Provided data:
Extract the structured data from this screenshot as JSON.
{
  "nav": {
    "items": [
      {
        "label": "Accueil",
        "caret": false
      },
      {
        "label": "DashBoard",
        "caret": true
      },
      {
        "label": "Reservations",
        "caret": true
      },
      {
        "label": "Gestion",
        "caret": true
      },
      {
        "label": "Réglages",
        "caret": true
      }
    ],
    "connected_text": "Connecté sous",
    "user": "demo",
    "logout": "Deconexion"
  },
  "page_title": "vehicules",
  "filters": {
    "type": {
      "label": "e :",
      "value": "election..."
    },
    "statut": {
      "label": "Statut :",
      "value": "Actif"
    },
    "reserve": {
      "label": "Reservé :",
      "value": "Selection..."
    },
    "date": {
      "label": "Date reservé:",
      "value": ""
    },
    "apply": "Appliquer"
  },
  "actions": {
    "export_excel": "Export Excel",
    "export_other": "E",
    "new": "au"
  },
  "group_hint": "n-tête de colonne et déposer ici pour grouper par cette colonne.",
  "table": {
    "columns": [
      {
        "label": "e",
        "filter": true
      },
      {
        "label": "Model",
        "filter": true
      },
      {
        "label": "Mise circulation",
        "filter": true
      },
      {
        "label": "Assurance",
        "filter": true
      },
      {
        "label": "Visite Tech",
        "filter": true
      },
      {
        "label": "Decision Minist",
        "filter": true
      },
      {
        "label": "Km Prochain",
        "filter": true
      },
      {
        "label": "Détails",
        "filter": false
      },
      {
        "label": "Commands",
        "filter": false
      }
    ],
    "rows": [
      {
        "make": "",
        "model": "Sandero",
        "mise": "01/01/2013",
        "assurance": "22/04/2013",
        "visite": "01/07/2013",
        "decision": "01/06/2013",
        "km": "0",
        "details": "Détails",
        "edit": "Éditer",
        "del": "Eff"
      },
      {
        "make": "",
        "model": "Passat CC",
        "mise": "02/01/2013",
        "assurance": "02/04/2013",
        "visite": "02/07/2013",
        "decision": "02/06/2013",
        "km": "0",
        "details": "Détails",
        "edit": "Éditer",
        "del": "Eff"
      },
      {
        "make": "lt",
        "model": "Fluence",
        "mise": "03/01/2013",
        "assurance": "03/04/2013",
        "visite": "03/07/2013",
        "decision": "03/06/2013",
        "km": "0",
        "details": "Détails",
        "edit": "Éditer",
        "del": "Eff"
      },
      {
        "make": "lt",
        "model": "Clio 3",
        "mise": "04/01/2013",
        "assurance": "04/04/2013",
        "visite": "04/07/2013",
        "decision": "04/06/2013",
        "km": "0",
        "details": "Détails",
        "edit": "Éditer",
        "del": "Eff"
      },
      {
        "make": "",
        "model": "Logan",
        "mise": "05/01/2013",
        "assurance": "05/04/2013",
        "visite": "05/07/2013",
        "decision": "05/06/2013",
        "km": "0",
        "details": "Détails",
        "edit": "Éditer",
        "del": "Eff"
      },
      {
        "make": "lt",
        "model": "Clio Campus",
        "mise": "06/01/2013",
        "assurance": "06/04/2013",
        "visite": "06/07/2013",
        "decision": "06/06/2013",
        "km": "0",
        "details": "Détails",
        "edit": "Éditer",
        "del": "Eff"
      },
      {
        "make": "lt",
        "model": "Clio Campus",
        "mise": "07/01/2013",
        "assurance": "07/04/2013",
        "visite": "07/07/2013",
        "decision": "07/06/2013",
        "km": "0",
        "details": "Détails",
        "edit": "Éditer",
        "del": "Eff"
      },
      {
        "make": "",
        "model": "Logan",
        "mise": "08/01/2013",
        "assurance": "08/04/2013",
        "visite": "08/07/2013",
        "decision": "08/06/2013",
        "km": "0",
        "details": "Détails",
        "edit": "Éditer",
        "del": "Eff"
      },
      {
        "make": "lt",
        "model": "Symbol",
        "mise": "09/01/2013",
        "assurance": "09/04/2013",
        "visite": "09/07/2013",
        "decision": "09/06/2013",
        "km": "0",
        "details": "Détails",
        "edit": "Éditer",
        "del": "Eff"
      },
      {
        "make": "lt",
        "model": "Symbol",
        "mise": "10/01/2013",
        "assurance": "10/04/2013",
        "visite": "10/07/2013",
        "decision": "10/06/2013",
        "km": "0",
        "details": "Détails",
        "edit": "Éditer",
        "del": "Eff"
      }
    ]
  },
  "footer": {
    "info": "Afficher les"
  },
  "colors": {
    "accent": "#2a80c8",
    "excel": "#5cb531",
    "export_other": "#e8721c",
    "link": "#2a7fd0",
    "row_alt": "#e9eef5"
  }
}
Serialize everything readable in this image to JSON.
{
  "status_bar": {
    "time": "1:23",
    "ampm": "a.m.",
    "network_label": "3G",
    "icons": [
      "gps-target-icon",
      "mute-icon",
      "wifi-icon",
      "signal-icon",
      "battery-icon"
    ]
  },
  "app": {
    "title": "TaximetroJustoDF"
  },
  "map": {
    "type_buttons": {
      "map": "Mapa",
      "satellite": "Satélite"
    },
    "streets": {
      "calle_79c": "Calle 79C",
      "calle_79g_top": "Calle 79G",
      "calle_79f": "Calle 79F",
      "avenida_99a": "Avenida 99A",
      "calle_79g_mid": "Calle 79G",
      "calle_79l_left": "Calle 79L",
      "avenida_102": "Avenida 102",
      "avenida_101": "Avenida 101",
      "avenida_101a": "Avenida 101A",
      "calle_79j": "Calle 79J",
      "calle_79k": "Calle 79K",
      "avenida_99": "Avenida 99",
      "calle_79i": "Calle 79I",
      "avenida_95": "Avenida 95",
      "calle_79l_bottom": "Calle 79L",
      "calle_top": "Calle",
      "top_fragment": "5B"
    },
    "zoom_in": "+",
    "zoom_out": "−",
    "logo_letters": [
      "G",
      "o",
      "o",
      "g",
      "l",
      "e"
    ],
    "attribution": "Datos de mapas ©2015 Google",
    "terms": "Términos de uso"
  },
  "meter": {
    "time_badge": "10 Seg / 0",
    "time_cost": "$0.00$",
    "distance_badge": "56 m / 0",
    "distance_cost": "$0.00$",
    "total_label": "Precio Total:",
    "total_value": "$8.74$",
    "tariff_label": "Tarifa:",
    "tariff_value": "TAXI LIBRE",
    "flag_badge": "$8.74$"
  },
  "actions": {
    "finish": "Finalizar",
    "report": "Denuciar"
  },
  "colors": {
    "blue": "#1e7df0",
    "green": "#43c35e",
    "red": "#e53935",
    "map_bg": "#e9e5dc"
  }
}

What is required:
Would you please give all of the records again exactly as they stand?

Solution to this exercise:
Extract the structured data from this screenshot as JSON.
{
  "nav": {
    "items": [
      {
        "label": "Accueil",
        "caret": false
      },
      {
        "label": "DashBoard",
        "caret": true
      },
      {
        "label": "Reservations",
        "caret": true
      },
      {
        "label": "Gestion",
        "caret": true
      },
      {
        "label": "Réglages",
        "caret": true
      }
    ],
    "connected_text": "Connecté sous",
    "user": "demo",
    "logout": "Deconexion"
  },
  "page_title": "vehicules",
  "filters": {
    "type": {
      "label": "e :",
      "value": "election..."
    },
    "statut": {
      "label": "Statut :",
      "value": "Actif"
    },
    "reserve": {
      "label": "Reservé :",
      "value": "Selection..."
    },
    "date": {
      "label": "Date reservé:",
      "value": ""
    },
    "apply": "Appliquer"
  },
  "actions": {
    "export_excel": "Export Excel",
    "export_other": "E",
    "new": "au"
  },
  "group_hint": "n-tête de colonne et déposer ici pour grouper par cette colonne.",
  "table": {
    "columns": [
      {
        "label": "e",
        "filter": true
      },
      {
        "label": "Model",
        "filter": true
      },
      {
        "label": "Mise circulation",
        "filter": true
      },
      {
        "label": "Assurance",
        "filter": true
      },
      {
        "label": "Visite Tech",
        "filter": true
      },
      {
        "label": "Decision Minist",
        "filter": true
      },
      {
        "label": "Km Prochain",
        "filter": true
      },
      {
        "label": "Détails",
        "filter": false
      },
      {
        "label": "Commands",
        "filter": false
      }
    ],
    "rows": [
      {
        "make": "",
        "model": "Sandero",
        "mise": "01/01/2013",
        "assurance": "22/04/2013",
        "visite": "01/07/2013",
        "decision": "01/06/2013",
        "km": "0",
        "details": "Détails",
        "edit": "Éditer",
        "del": "Eff"
      },
      {
        "make": "",
        "model": "Passat CC",
        "mise": "02/01/2013",
        "assurance": "02/04/2013",
        "visite": "02/07/2013",
        "decision": "02/06/2013",
        "km": "0",
        "details": "Détails",
        "edit": "Éditer",
        "del": "Eff"
      },
      {
        "make": "lt",
        "model": "Fluence",
        "mise": "03/01/2013",
        "assurance": "03/04/2013",
        "visite": "03/07/2013",
        "decision": "03/06/2013",
        "km": "0",
        "details": "Détails",
        "edit": "Éditer",
        "del": "Eff"
      },
      {
        "make": "lt",
        "model": "Clio 3",
        "mise": "04/01/2013",
        "assurance": "04/04/2013",
        "visite": "04/07/2013",
        "decision": "04/06/2013",
        "km": "0",
        "details": "Détails",
        "edit": "Éditer",
        "del": "Eff"
      },
      {
        "make": "",
        "model": "Logan",
        "mise": "05/01/2013",
        "assurance": "05/04/2013",
        "visite": "05/07/2013",
        "decision": "05/06/2013",
        "km": "0",
        "details": "Détails",
        "edit": "Éditer",
        "del": "Eff"
      },
      {
        "make": "lt",
        "model": "Clio Campus",
        "mise": "06/01/2013",
        "assurance": "06/04/2013",
        "visite": "06/07/2013",
        "decision": "06/06/2013",
        "km": "0",
        "details": "Détails",
        "edit": "Éditer",
        "del": "Eff"
      },
      {
        "make": "lt",
        "model": "Clio Campus",
        "mise": "07/01/2013",
        "assurance": "07/04/2013",
        "visite": "07/07/2013",
        "decision": "07/06/2013",
        "km": "0",
        "details": "Détails",
        "edit": "Éditer",
        "del": "Eff"
      },
      {
        "make": "",
        "model": "Logan",
        "mise": "08/01/2013",
        "assurance": "08/04/2013",
        "visite": "08/07/2013",
        "decision": "08/06/2013",
        "km": "0",
        "details": "Détails",
        "edit": "Éditer",
        "del": "Eff"
      },
      {
        "make": "lt",
        "model": "Symbol",
        "mise": "09/01/2013",
        "assurance": "09/04/2013",
        "visite": "09/07/2013",
        "decision": "09/06/2013",
        "km": "0",
        "details": "Détails",
        "edit": "Éditer",
        "del": "Eff"
      },
      {
        "make": "lt",
        "model": "Symbol",
        "mise": "10/01/2013",
        "assurance": "10/04/2013",
        "visite": "10/07/2013",
        "decision": "10/06/2013",
        "km": "0",
        "details": "Détails",
        "edit": "Éditer",
        "del": "Eff"
      }
    ]
  },
  "footer": {
    "info": "Afficher les"
  },
  "colors": {
    "accent": "#2a80c8",
    "excel": "#5cb531",
    "export_other": "#e8721c",
    "link": "#2a7fd0",
    "row_alt": "#e9eef5"
  }
}
Serialize everything readable in this image to JSON.
{
  "status_bar": {
    "time": "1:23",
    "ampm": "a.m.",
    "network_label": "3G",
    "icons": [
      "gps-target-icon",
      "mute-icon",
      "wifi-icon",
      "signal-icon",
      "battery-icon"
    ]
  },
  "app": {
    "title": "TaximetroJustoDF"
  },
  "map": {
    "type_buttons": {
      "map": "Mapa",
      "satellite": "Satélite"
    },
    "streets": {
      "calle_79c": "Calle 79C",
      "calle_79g_top": "Calle 79G",
      "calle_79f": "Calle 79F",
      "avenida_99a": "Avenida 99A",
      "calle_79g_mid": "Calle 79G",
      "calle_79l_left": "Calle 79L",
      "avenida_102": "Avenida 102",
      "avenida_101": "Avenida 101",
      "avenida_101a": "Avenida 101A",
      "calle_79j": "Calle 79J",
      "calle_79k": "Calle 79K",
      "avenida_99": "Avenida 99",
      "calle_79i": "Calle 79I",
      "avenida_95": "Avenida 95",
      "calle_79l_bottom": "Calle 79L",
      "calle_top": "Calle",
      "top_fragment": "5B"
    },
    "zoom_in": "+",
    "zoom_out": "−",
    "logo_letters": [
      "G",
      "o",
      "o",
      "g",
      "l",
      "e"
    ],
    "attribution": "Datos de mapas ©2015 Google",
    "terms": "Términos de uso"
  },
  "meter": {
    "time_badge": "10 Seg / 0",
    "time_cost": "$0.00$",
    "distance_badge": "56 m / 0",
    "distance_cost": "$0.00$",
    "total_label": "Precio Total:",
    "total_value": "$8.74$",
    "tariff_label": "Tarifa:",
    "tariff_value": "TAXI LIBRE",
    "flag_badge": "$8.74$"
  },
  "actions": {
    "finish": "Finalizar",
    "report": "Denuciar"
  },
  "colors": {
    "blue": "#1e7df0",
    "green": "#43c35e",
    "red": "#e53935",
    "map_bg": "#e9e5dc"
  }
}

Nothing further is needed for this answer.